──────── DATA SHOWN

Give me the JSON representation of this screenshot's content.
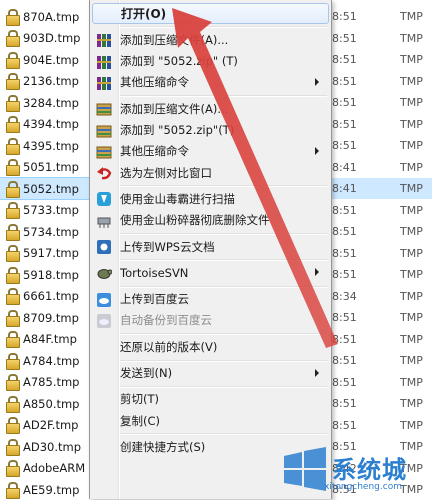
{
  "files": [
    {
      "name": "870A.tmp",
      "time": "8:51",
      "type": "TMP"
    },
    {
      "name": "903D.tmp",
      "time": "8:51",
      "type": "TMP"
    },
    {
      "name": "904E.tmp",
      "time": "8:51",
      "type": "TMP"
    },
    {
      "name": "2136.tmp",
      "time": "8:51",
      "type": "TMP"
    },
    {
      "name": "3284.tmp",
      "time": "8:51",
      "type": "TMP"
    },
    {
      "name": "4394.tmp",
      "time": "8:51",
      "type": "TMP"
    },
    {
      "name": "4395.tmp",
      "time": "8:51",
      "type": "TMP"
    },
    {
      "name": "5051.tmp",
      "time": "8:41",
      "type": "TMP"
    },
    {
      "name": "5052.tmp",
      "time": "8:41",
      "type": "TMP",
      "selected": true
    },
    {
      "name": "5733.tmp",
      "time": "8:51",
      "type": "TMP"
    },
    {
      "name": "5734.tmp",
      "time": "8:51",
      "type": "TMP"
    },
    {
      "name": "5917.tmp",
      "time": "8:51",
      "type": "TMP"
    },
    {
      "name": "5918.tmp",
      "time": "8:51",
      "type": "TMP"
    },
    {
      "name": "6661.tmp",
      "time": "8:34",
      "type": "TMP"
    },
    {
      "name": "8709.tmp",
      "time": "8:51",
      "type": "TMP"
    },
    {
      "name": "A84F.tmp",
      "time": "8:51",
      "type": "TMP"
    },
    {
      "name": "A784.tmp",
      "time": "8:51",
      "type": "TMP"
    },
    {
      "name": "A785.tmp",
      "time": "8:51",
      "type": "TMP"
    },
    {
      "name": "A850.tmp",
      "time": "8:51",
      "type": "TMP"
    },
    {
      "name": "AD2F.tmp",
      "time": "8:51",
      "type": "TMP"
    },
    {
      "name": "AD30.tmp",
      "time": "8:51",
      "type": "TMP"
    },
    {
      "name": "AdobeARM",
      "time": "8:42",
      "type": "TMP"
    },
    {
      "name": "AE59.tmp",
      "time": "8:51",
      "type": "TMP"
    }
  ],
  "menu": {
    "items": [
      {
        "label": "打开(O)",
        "icon": "none",
        "bold": true,
        "highlight": true
      },
      {
        "sep": true
      },
      {
        "label": "添加到压缩文件(A)...",
        "icon": "winrar-books-icon"
      },
      {
        "label": "添加到 \"5052.zip\" (T)",
        "icon": "winrar-books-icon"
      },
      {
        "label": "其他压缩命令",
        "icon": "winrar-books-icon",
        "submenu": true
      },
      {
        "sep": true
      },
      {
        "label": "添加到压缩文件(A)...",
        "icon": "zip-archive-icon"
      },
      {
        "label": "添加到 \"5052.zip\"(T)",
        "icon": "zip-archive-icon"
      },
      {
        "label": "其他压缩命令",
        "icon": "zip-archive-icon",
        "submenu": true
      },
      {
        "label": "选为左侧对比窗口",
        "icon": "undo-arrow-icon"
      },
      {
        "sep": true
      },
      {
        "label": "使用金山毒霸进行扫描",
        "icon": "kingsoft-antivirus-icon"
      },
      {
        "label": "使用金山粉碎器彻底删除文件",
        "icon": "shredder-icon"
      },
      {
        "sep": true
      },
      {
        "label": "上传到WPS云文档",
        "icon": "wps-cloud-icon"
      },
      {
        "sep": true
      },
      {
        "label": "TortoiseSVN",
        "icon": "tortoise-svn-icon",
        "submenu": true
      },
      {
        "sep": true
      },
      {
        "label": "上传到百度云",
        "icon": "baidu-cloud-icon"
      },
      {
        "label": "自动备份到百度云",
        "icon": "baidu-backup-icon",
        "disabled": true
      },
      {
        "sep": true
      },
      {
        "label": "还原以前的版本(V)",
        "icon": "none"
      },
      {
        "sep": true
      },
      {
        "label": "发送到(N)",
        "icon": "none",
        "submenu": true
      },
      {
        "sep": true
      },
      {
        "label": "剪切(T)",
        "icon": "none"
      },
      {
        "label": "复制(C)",
        "icon": "none"
      },
      {
        "sep": true
      },
      {
        "label": "创建快捷方式(S)",
        "icon": "none"
      }
    ]
  },
  "watermark": {
    "text": "系统城",
    "url": "xitongcheng.com"
  },
  "colors": {
    "arrow": "#d9413c",
    "selection": "#cde8ff",
    "menu_bg": "#f0f0f0",
    "watermark": "#2d7fd0"
  }
}
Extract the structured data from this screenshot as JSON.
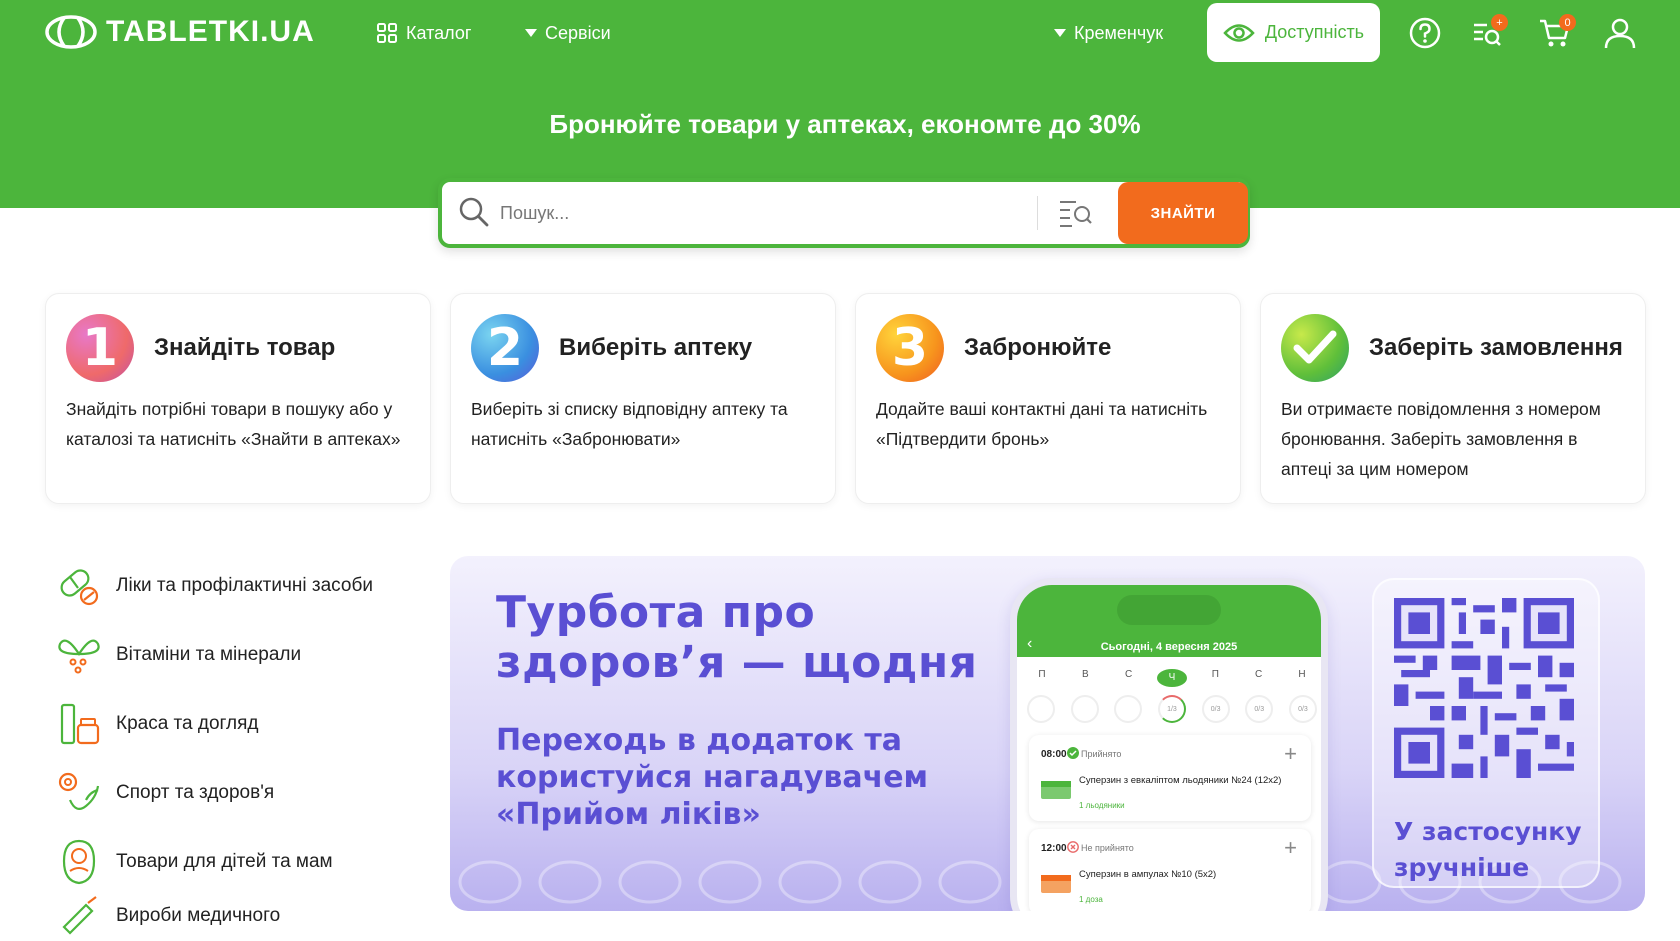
{
  "header": {
    "logo_text": "TABLETKI.UA",
    "catalog_label": "Каталог",
    "services_label": "Сервіси",
    "city_label": "Кременчук",
    "accessibility_label": "Доступність",
    "search_list_badge": "+",
    "cart_count": "0",
    "tagline": "Бронюйте товари у аптеках, економте до 30%"
  },
  "search": {
    "placeholder": "Пошук...",
    "button_label": "ЗНАЙТИ"
  },
  "steps": [
    {
      "number": "1",
      "title": "Знайдіть товар",
      "text": "Знайдіть потрібні товари в пошуку або у каталозі та натисніть «Знайти в аптеках»"
    },
    {
      "number": "2",
      "title": "Виберіть аптеку",
      "text": "Виберіть зі списку відповідну аптеку та натисніть «Забронювати»"
    },
    {
      "number": "3",
      "title": "Забронюйте",
      "text": "Додайте ваші контактні дані та натисніть «Підтвердити бронь»"
    },
    {
      "number": "",
      "title": "Заберіть замовлення",
      "text": "Ви отримаєте повідомлення з номером бронювання. Заберіть замовлення в аптеці за цим номером"
    }
  ],
  "categories": [
    {
      "label": "Ліки та профілактичні засоби",
      "icon": "pills-icon"
    },
    {
      "label": "Вітаміни та мінерали",
      "icon": "vitamins-icon"
    },
    {
      "label": "Краса та догляд",
      "icon": "cosmetics-icon"
    },
    {
      "label": "Спорт та здоров'я",
      "icon": "sport-icon"
    },
    {
      "label": "Товари для дітей та мам",
      "icon": "baby-icon"
    },
    {
      "label": "Вироби медичного",
      "icon": "medical-icon"
    }
  ],
  "banner": {
    "title": "Турбота про\nздоров’я — щодня",
    "subtitle": "Переходь в додаток та\nкористуйся нагадувачем\n«Прийом ліків»",
    "phone": {
      "date_label": "Сьогодні, 4 вересня 2025",
      "days": [
        "П",
        "В",
        "С",
        "Ч",
        "П",
        "С",
        "Н"
      ],
      "active_day_index": 3,
      "rings": [
        "",
        "",
        "",
        "1/3",
        "0/3",
        "0/3",
        "0/3"
      ],
      "items": [
        {
          "time": "08:00",
          "status": "Прийнято",
          "name": "Суперзин з евкаліптом льодяники №24 (12х2)",
          "dose": "1 льодяники"
        },
        {
          "time": "12:00",
          "status": "Не прийнято",
          "name": "Суперзин в ампулах №10 (5х2)",
          "dose": "1 доза"
        }
      ]
    },
    "qr_caption": "У застосунку зручніше"
  },
  "colors": {
    "brand_green": "#4cb53c",
    "accent_orange": "#f26b1d",
    "banner_purple": "#5a4fd3"
  }
}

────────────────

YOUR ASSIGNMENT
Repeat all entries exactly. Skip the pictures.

YOUR SOLUTION
Give me the JSON representation of this screenshot's content.
{
  "files": [
    {
      "name": "870A.tmp",
      "time": "8:51",
      "type": "TMP"
    },
    {
      "name": "903D.tmp",
      "time": "8:51",
      "type": "TMP"
    },
    {
      "name": "904E.tmp",
      "time": "8:51",
      "type": "TMP"
    },
    {
      "name": "2136.tmp",
      "time": "8:51",
      "type": "TMP"
    },
    {
      "name": "3284.tmp",
      "time": "8:51",
      "type": "TMP"
    },
    {
      "name": "4394.tmp",
      "time": "8:51",
      "type": "TMP"
    },
    {
      "name": "4395.tmp",
      "time": "8:51",
      "type": "TMP"
    },
    {
      "name": "5051.tmp",
      "time": "8:41",
      "type": "TMP"
    },
    {
      "name": "5052.tmp",
      "time": "8:41",
      "type": "TMP",
      "selected": true
    },
    {
      "name": "5733.tmp",
      "time": "8:51",
      "type": "TMP"
    },
    {
      "name": "5734.tmp",
      "time": "8:51",
      "type": "TMP"
    },
    {
      "name": "5917.tmp",
      "time": "8:51",
      "type": "TMP"
    },
    {
      "name": "5918.tmp",
      "time": "8:51",
      "type": "TMP"
    },
    {
      "name": "6661.tmp",
      "time": "8:34",
      "type": "TMP"
    },
    {
      "name": "8709.tmp",
      "time": "8:51",
      "type": "TMP"
    },
    {
      "name": "A84F.tmp",
      "time": "8:51",
      "type": "TMP"
    },
    {
      "name": "A784.tmp",
      "time": "8:51",
      "type": "TMP"
    },
    {
      "name": "A785.tmp",
      "time": "8:51",
      "type": "TMP"
    },
    {
      "name": "A850.tmp",
      "time": "8:51",
      "type": "TMP"
    },
    {
      "name": "AD2F.tmp",
      "time": "8:51",
      "type": "TMP"
    },
    {
      "name": "AD30.tmp",
      "time": "8:51",
      "type": "TMP"
    },
    {
      "name": "AdobeARM",
      "time": "8:42",
      "type": "TMP"
    },
    {
      "name": "AE59.tmp",
      "time": "8:51",
      "type": "TMP"
    }
  ],
  "menu": {
    "items": [
      {
        "label": "打开(O)",
        "icon": "none",
        "bold": true,
        "highlight": true
      },
      {
        "sep": true
      },
      {
        "label": "添加到压缩文件(A)...",
        "icon": "winrar-books-icon"
      },
      {
        "label": "添加到 \"5052.zip\" (T)",
        "icon": "winrar-books-icon"
      },
      {
        "label": "其他压缩命令",
        "icon": "winrar-books-icon",
        "submenu": true
      },
      {
        "sep": true
      },
      {
        "label": "添加到压缩文件(A)...",
        "icon": "zip-archive-icon"
      },
      {
        "label": "添加到 \"5052.zip\"(T)",
        "icon": "zip-archive-icon"
      },
      {
        "label": "其他压缩命令",
        "icon": "zip-archive-icon",
        "submenu": true
      },
      {
        "label": "选为左侧对比窗口",
        "icon": "undo-arrow-icon"
      },
      {
        "sep": true
      },
      {
        "label": "使用金山毒霸进行扫描",
        "icon": "kingsoft-antivirus-icon"
      },
      {
        "label": "使用金山粉碎器彻底删除文件",
        "icon": "shredder-icon"
      },
      {
        "sep": true
      },
      {
        "label": "上传到WPS云文档",
        "icon": "wps-cloud-icon"
      },
      {
        "sep": true
      },
      {
        "label": "TortoiseSVN",
        "icon": "tortoise-svn-icon",
        "submenu": true
      },
      {
        "sep": true
      },
      {
        "label": "上传到百度云",
        "icon": "baidu-cloud-icon"
      },
      {
        "label": "自动备份到百度云",
        "icon": "baidu-backup-icon",
        "disabled": true
      },
      {
        "sep": true
      },
      {
        "label": "还原以前的版本(V)",
        "icon": "none"
      },
      {
        "sep": true
      },
      {
        "label": "发送到(N)",
        "icon": "none",
        "submenu": true
      },
      {
        "sep": true
      },
      {
        "label": "剪切(T)",
        "icon": "none"
      },
      {
        "label": "复制(C)",
        "icon": "none"
      },
      {
        "sep": true
      },
      {
        "label": "创建快捷方式(S)",
        "icon": "none"
      }
    ]
  },
  "watermark": {
    "text": "系统城",
    "url": "xitongcheng.com"
  },
  "colors": {
    "arrow": "#d9413c",
    "selection": "#cde8ff",
    "menu_bg": "#f0f0f0",
    "watermark": "#2d7fd0"
  }
}
Extract the structured data from this screenshot as JSON.
{
  "header": {
    "logo_text": "TABLETKI.UA",
    "catalog_label": "Каталог",
    "services_label": "Сервіси",
    "city_label": "Кременчук",
    "accessibility_label": "Доступність",
    "search_list_badge": "+",
    "cart_count": "0",
    "tagline": "Бронюйте товари у аптеках, економте до 30%"
  },
  "search": {
    "placeholder": "Пошук...",
    "button_label": "ЗНАЙТИ"
  },
  "steps": [
    {
      "number": "1",
      "title": "Знайдіть товар",
      "text": "Знайдіть потрібні товари в пошуку або у каталозі та натисніть «Знайти в аптеках»"
    },
    {
      "number": "2",
      "title": "Виберіть аптеку",
      "text": "Виберіть зі списку відповідну аптеку та натисніть «Забронювати»"
    },
    {
      "number": "3",
      "title": "Забронюйте",
      "text": "Додайте ваші контактні дані та натисніть «Підтвердити бронь»"
    },
    {
      "number": "",
      "title": "Заберіть замовлення",
      "text": "Ви отримаєте повідомлення з номером бронювання. Заберіть замовлення в аптеці за цим номером"
    }
  ],
  "categories": [
    {
      "label": "Ліки та профілактичні засоби",
      "icon": "pills-icon"
    },
    {
      "label": "Вітаміни та мінерали",
      "icon": "vitamins-icon"
    },
    {
      "label": "Краса та догляд",
      "icon": "cosmetics-icon"
    },
    {
      "label": "Спорт та здоров'я",
      "icon": "sport-icon"
    },
    {
      "label": "Товари для дітей та мам",
      "icon": "baby-icon"
    },
    {
      "label": "Вироби медичного",
      "icon": "medical-icon"
    }
  ],
  "banner": {
    "title": "Турбота про\nздоров’я — щодня",
    "subtitle": "Переходь в додаток та\nкористуйся нагадувачем\n«Прийом ліків»",
    "phone": {
      "date_label": "Сьогодні, 4 вересня 2025",
      "days": [
        "П",
        "В",
        "С",
        "Ч",
        "П",
        "С",
        "Н"
      ],
      "active_day_index": 3,
      "rings": [
        "",
        "",
        "",
        "1/3",
        "0/3",
        "0/3",
        "0/3"
      ],
      "items": [
        {
          "time": "08:00",
          "status": "Прийнято",
          "name": "Суперзин з евкаліптом льодяники №24 (12х2)",
          "dose": "1 льодяники"
        },
        {
          "time": "12:00",
          "status": "Не прийнято",
          "name": "Суперзин в ампулах №10 (5х2)",
          "dose": "1 доза"
        }
      ]
    },
    "qr_caption": "У застосунку зручніше"
  },
  "colors": {
    "brand_green": "#4cb53c",
    "accent_orange": "#f26b1d",
    "banner_purple": "#5a4fd3"
  }
}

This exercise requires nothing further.